◆ **TASK PROMPT**:
Look through the listing and locate every line containing the word "icon"; copy those lines.

◆ **DATA RECORDS**:
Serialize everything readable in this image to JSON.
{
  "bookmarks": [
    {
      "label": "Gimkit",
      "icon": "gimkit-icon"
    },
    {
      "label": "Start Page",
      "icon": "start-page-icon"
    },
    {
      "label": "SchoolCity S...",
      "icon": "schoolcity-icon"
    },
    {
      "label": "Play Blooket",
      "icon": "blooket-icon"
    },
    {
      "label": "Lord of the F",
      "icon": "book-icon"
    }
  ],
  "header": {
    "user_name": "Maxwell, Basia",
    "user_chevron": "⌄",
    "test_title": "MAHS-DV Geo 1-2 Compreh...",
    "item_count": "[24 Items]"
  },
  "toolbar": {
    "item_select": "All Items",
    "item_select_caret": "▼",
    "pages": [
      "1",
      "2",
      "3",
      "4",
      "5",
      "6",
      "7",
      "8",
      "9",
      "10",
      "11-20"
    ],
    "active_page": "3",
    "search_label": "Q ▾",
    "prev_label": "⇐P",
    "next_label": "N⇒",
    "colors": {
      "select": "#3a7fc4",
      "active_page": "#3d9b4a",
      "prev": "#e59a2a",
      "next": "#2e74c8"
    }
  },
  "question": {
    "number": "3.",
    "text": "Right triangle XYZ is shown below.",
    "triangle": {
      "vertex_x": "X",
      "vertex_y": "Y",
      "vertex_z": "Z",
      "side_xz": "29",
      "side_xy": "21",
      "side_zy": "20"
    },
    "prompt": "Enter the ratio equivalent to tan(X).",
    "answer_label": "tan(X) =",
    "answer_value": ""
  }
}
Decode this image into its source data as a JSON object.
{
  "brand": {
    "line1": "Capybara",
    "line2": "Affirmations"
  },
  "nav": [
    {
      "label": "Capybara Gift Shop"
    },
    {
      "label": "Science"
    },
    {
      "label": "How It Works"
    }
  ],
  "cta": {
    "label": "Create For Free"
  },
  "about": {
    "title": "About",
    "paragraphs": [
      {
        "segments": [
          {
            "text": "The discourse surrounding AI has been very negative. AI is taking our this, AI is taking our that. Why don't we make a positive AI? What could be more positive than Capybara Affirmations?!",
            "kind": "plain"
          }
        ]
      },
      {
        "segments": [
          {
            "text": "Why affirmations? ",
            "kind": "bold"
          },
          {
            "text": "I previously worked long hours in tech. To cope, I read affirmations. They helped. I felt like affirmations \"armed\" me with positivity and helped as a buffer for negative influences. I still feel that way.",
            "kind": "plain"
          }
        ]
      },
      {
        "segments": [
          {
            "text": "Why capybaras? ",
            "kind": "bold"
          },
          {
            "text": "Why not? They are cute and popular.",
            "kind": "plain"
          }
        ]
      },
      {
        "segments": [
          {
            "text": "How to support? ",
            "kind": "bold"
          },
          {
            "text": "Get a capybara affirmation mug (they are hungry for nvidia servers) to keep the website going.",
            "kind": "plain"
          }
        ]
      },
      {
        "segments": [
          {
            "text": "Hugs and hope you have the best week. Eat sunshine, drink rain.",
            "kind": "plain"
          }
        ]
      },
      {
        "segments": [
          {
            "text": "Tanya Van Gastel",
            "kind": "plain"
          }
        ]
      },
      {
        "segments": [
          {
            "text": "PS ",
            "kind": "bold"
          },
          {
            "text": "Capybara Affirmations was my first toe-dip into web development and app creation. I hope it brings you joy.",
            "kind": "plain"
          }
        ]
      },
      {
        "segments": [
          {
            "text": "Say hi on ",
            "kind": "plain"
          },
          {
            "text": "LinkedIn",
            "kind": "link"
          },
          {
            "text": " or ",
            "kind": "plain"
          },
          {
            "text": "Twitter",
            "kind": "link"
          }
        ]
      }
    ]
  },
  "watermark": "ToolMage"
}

◆ **ANSWER SECTION**:
      "icon": "gimkit-icon"
      "icon": "start-page-icon"
      "icon": "schoolcity-icon"
      "icon": "blooket-icon"
      "icon": "book-icon"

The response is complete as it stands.